Find the string "network" in the entries and copy each line that has it.

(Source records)
_____
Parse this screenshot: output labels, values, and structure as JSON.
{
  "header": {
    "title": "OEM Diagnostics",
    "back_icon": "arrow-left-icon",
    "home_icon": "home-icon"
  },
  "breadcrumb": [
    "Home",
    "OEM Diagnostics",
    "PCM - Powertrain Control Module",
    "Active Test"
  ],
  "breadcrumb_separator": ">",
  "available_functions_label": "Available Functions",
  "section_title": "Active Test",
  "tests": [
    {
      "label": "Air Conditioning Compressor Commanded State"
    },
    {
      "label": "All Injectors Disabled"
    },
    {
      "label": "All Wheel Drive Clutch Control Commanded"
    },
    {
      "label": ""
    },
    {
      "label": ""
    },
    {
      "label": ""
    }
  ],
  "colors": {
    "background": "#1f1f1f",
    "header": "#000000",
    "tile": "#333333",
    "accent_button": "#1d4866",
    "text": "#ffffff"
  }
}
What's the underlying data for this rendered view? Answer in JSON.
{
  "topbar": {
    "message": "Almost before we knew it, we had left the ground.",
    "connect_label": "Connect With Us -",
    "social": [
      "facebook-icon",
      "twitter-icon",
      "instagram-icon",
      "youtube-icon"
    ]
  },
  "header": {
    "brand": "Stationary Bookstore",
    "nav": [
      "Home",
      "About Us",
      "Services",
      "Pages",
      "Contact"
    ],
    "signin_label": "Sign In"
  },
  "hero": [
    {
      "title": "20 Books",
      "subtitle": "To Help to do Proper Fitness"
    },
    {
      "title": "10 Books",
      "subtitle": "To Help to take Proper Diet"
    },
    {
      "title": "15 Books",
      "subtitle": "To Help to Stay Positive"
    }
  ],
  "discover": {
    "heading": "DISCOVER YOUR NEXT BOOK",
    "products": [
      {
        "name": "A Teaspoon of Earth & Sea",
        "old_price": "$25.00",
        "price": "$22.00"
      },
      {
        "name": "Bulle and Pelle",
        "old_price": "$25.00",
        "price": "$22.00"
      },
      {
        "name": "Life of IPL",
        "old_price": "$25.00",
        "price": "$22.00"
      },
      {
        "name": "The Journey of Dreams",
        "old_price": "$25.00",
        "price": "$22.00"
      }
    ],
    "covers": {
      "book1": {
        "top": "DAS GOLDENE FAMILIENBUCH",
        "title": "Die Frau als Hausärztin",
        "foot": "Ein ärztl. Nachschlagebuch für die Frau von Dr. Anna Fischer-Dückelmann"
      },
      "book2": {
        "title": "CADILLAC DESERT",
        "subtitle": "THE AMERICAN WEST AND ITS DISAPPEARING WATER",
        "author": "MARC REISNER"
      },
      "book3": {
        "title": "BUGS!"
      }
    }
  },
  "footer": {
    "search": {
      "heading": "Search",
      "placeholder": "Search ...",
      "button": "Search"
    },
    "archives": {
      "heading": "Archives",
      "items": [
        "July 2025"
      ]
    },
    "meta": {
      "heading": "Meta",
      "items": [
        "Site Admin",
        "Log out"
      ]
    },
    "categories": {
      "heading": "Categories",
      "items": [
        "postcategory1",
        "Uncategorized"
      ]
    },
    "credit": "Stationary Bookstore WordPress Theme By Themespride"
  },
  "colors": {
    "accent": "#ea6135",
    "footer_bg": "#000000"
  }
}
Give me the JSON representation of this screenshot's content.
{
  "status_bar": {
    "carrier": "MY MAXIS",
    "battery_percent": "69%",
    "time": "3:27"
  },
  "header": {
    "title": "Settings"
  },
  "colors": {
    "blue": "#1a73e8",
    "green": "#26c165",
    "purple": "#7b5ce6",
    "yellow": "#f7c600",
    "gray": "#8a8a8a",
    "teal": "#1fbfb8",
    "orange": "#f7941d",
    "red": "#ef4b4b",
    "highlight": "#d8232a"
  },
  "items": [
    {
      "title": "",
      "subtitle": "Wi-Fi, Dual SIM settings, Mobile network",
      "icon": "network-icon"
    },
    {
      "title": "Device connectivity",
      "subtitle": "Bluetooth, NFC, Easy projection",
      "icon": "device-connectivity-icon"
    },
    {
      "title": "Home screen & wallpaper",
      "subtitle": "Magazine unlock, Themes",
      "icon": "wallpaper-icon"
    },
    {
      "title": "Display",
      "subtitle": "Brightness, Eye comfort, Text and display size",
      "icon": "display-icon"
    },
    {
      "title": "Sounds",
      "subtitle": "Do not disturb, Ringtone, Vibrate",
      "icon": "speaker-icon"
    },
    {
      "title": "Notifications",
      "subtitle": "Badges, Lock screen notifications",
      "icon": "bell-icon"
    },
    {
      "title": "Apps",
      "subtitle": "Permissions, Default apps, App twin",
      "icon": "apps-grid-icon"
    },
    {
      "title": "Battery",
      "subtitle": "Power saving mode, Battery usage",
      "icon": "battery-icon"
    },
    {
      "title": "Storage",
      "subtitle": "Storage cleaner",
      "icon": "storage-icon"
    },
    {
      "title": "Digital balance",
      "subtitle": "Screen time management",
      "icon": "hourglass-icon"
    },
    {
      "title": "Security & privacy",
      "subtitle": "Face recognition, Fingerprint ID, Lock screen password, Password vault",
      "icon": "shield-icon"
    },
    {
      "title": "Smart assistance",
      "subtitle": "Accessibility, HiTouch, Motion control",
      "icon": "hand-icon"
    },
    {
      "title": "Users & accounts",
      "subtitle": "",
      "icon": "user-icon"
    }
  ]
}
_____
> Response to the exercise
      "subtitle": "Wi-Fi, Dual SIM settings, Mobile network",
      "icon": "network-icon"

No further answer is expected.